The first big concert I saw was The Who when they rolled into Toronto, playing the CNE in 1989 as part of its twenty-fifth anniversary tour. I was fifteen years old, in Grade 10, and took a bus with friends down to the show. Hearing classic rock songs like “Pinball Wizard” and “Baba O’Reilly” live impacted me. I was hooked. Since then, I’ve attended hundreds of shows in venues big and small. Just in the past week alone, I’ve watched Neil Young, Willie Nelson, John Mellencamp and others at Farm Aid in Pittsburgh; Beach Boys founder Brian Wilson in my hometown; and dozens of artists such as Blackie & the Rodeo Kings, k.d. lang, the Arkells, and Randy Bachman paying tribute to Young and to Bruce Cockburn as part of the Canadian Songwriter’s Hall of Fame induction at Massey Hall.

I digress. You get the point. As Neil sang in “Union Man,” I subscribe to his call that “live music is better bumper stickers should be issued!” I also love history. Writing my book, The Legendary Horseshoe Tavern: A Complete History, combined all of these passions. It was a labour of love from start to finish.

Another common question I’m asked about my book is what makes The Horseshoe Tavern so legendary?

A postcard of the Horseshoe Tavern depicting what it looked like circa 1950s.

First, it has not just survived, but thrived for seventy years. The Horseshoe is not just a music bar. Nor is it just a drinking establishment. The building is a Toronto landmark. As such, the ’Shoe deserves to be preserved as part of the heritage of the city. As Queen Street West evolved from a blue-collar strip to the more gentrified streetscape today, the Horseshoe has stood the test of time; each era and decade of the tavern’s seventy years are intertwined with the history of the city. It has kept pace with the trends and played a vital role in showcasing—and preserving—the heritage and music of Toronto. It’s a home away from home for so many musicians, as well as a cultural icon in the Canadian musical landscape. It remains as relevant today as it did when Jack Starr founded the country club back in 1947 in a place that once housed a blacksmith shop. The more the landscape around it changes, the more The Horseshoe remains the same.

Second, just stop and think of the endless list of bands that made their mark on the Horseshoe’s stage and then took their careers to the next level: Blue Rodeo, Lowest of the Low, The Skydiggers, The Watchmen, Great Big Sea, Nickelback, to name just a few iconic Canadian bands that, in one way or another, credit The Horseshoe for helping propel their way to further success. 

Ron Hawkins of Lowest of the Low

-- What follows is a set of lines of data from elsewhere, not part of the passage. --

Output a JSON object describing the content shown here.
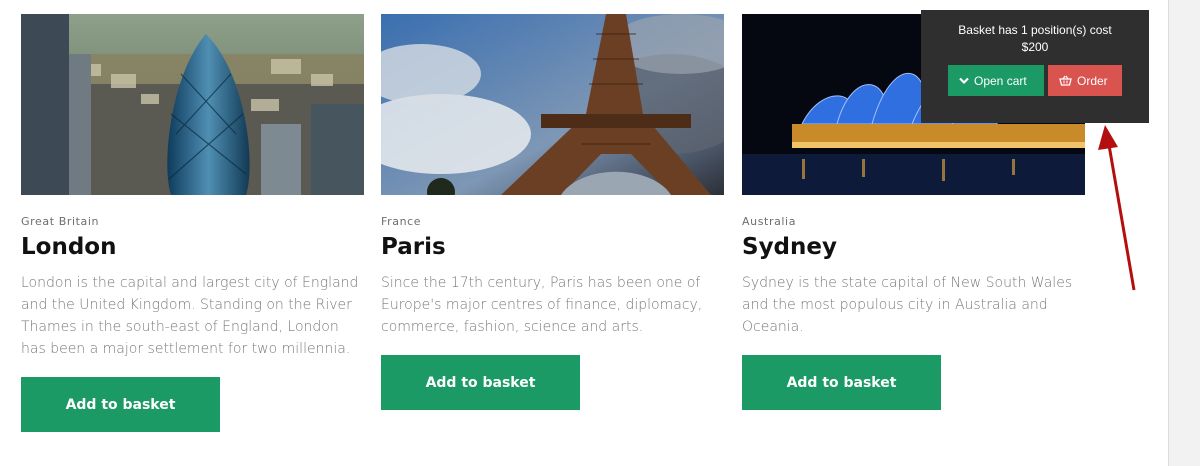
{
  "cards": [
    {
      "country": "Great Britain",
      "title": "London",
      "description": "London is the capital and largest city of England and the United Kingdom. Standing on the River Thames in the south-east of England, London has been a major settlement for two millennia.",
      "button_label": "Add to basket"
    },
    {
      "country": "France",
      "title": "Paris",
      "description": "Since the 17th century, Paris has been one of Europe's major centres of finance, diplomacy, commerce, fashion, science and arts.",
      "button_label": "Add to basket"
    },
    {
      "country": "Australia",
      "title": "Sydney",
      "description": "Sydney is the state capital of New South Wales and the most populous city in Australia and Oceania.",
      "button_label": "Add to basket"
    }
  ],
  "basket": {
    "line1": "Basket has 1 position(s) cost",
    "line2": "$200",
    "open_cart_label": "Open cart",
    "order_label": "Order"
  },
  "colors": {
    "accent_green": "#1b9a65",
    "order_red": "#d9534f",
    "popup_bg": "#2f2f2f",
    "annotation_arrow": "#b30f0f"
  },
  "icons": {
    "open_cart": "chevron-down-icon",
    "order": "basket-icon"
  }
}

Of course people often ask, what’s your favourite Horseshoe memory? That’s a tough one, as there are so many and some memories are a little fuzzy, but a few definitely stick out. Seeing the Old 97s on a Dave Bookman Nu Music night nearly twenty years ago ranks up there since it was the first time I walked into that hallowed hall at 370 Queen Street West. I felt the ghosts, like everyone who had come there to see a show before me. I also discovered a new band, which in the ensuing years came to be one of my new favourites for their cow-punk attitude and energetic live shows. Other ’Shoe nights that top the list are: seeing The Drive-By Truckers on the day before Halloween turn the amps up and sweat and serve up their brand of southern rock long after last call; seeing Jesse Malin sing on the famed checkerboard floors on a night Bruce Springsteen was rumoured to be a surprise guest; and finally hearing a young and rising Serena Ryder belt out an a capella version of Etta James’ “At Last.”

I would love to hear your favourite Horseshoe memories. Tweet them to me. Email them. Post them to my website or Facebook page. Long live live music and here’s to another seventy years of the legendary Horseshoe Tavern.

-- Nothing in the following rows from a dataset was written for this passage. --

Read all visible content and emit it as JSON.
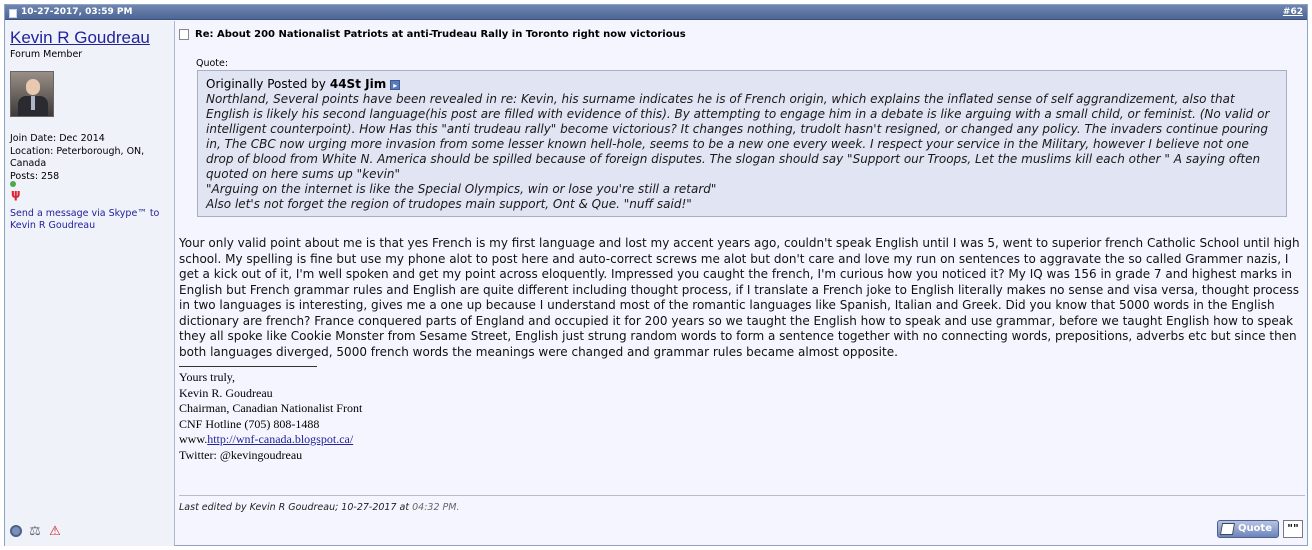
{
  "header": {
    "date": "10-27-2017, 03:59 PM",
    "post_number": "#62"
  },
  "user": {
    "name": "Kevin R Goudreau",
    "title": "Forum Member",
    "join_date": "Join Date: Dec 2014",
    "location": "Location: Peterborough, ON, Canada",
    "posts": "Posts: 258",
    "skype_link": "Send a message via Skype™ to Kevin R Goudreau",
    "icons": [
      "status-icon",
      "reputation-icon",
      "report-icon"
    ]
  },
  "post": {
    "title": "Re: About 200 Nationalist Patriots at anti-Trudeau Rally in Toronto right now victorious",
    "quote_label": "Quote:",
    "quote_prefix": "Originally Posted by",
    "quote_author": "44St Jim",
    "quote_lines": [
      "Northland, Several points have been revealed in re: Kevin, his surname indicates he is of French origin, which explains the inflated sense of self aggrandizement, also that English is likely his second language(his post are filled with evidence of this). By attempting to engage him in a debate is like arguing with a small child, or feminist. (No valid or intelligent counterpoint). How Has this \"anti trudeau rally\" become victorious? It changes nothing, trudolt hasn't resigned, or changed any policy. The invaders continue pouring in, The CBC now urging more invasion from some lesser known hell-hole, seems to be a new one every week. I respect your service in the Military, however I believe not one drop of blood from White N. America should be spilled because of foreign disputes. The slogan should say \"Support our Troops, Let the muslims kill each other \" A saying often quoted on here sums up \"kevin\"",
      "\"Arguing on the internet is like the Special Olympics, win or lose you're still a retard\"",
      "Also let's not forget the region of trudopes main support, Ont & Que. \"nuff said!\""
    ],
    "body": "Your only valid point about me is that yes French is my first language and lost my accent years ago, couldn't speak English until I was 5, went to superior french Catholic School until high school. My spelling is fine but use my phone alot to post here and auto-correct screws me alot but don't care and love my run on sentences to aggravate the so called Grammer nazis, I get a kick out of it, I'm well spoken and get my point across eloquently. Impressed you caught the french, I'm curious how you noticed it? My IQ was 156 in grade 7 and highest marks in English but French grammar rules and English are quite different including thought process, if I translate a French joke to English literally makes no sense and visa versa, thought process in two languages is interesting, gives me a one up because I understand most of the romantic languages like Spanish, Italian and Greek. Did you know that 5000 words in the English dictionary are french? France conquered parts of England and occupied it for 200 years so we taught the English how to speak and use grammar, before we taught English how to speak they all spoke like Cookie Monster from Sesame Street, English just strung random words to form a sentence together with no connecting words, prepositions, adverbs etc but since then both languages diverged, 5000 french words the meanings were changed and grammar rules became almost opposite.",
    "signature": {
      "line1": "Yours truly,",
      "line2": "Kevin R. Goudreau",
      "line3": "Chairman, Canadian Nationalist Front",
      "line4": "CNF Hotline (705) 808-1488",
      "www_prefix": "www.",
      "link": "http://wnf-canada.blogspot.ca/",
      "twitter": "Twitter: @kevingoudreau"
    },
    "edit_note": "Last edited by Kevin R Goudreau; 10-27-2017 at",
    "edit_time": "04:32 PM.",
    "quote_button": "Quote",
    "multiquote_button": "\"\""
  }
}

David McPherson

Posted by Kendra on November 15, 2016
David McPherson photo

David McPherson

David McPherson is a regular contributor to Words + Music, Hamilton Magazine, and No Depression. Over the years his writing on music has also appeared in Paste, American Songwriter, Canadian Musician, Exclaim!, and at He lives in Waterloo, Ontario.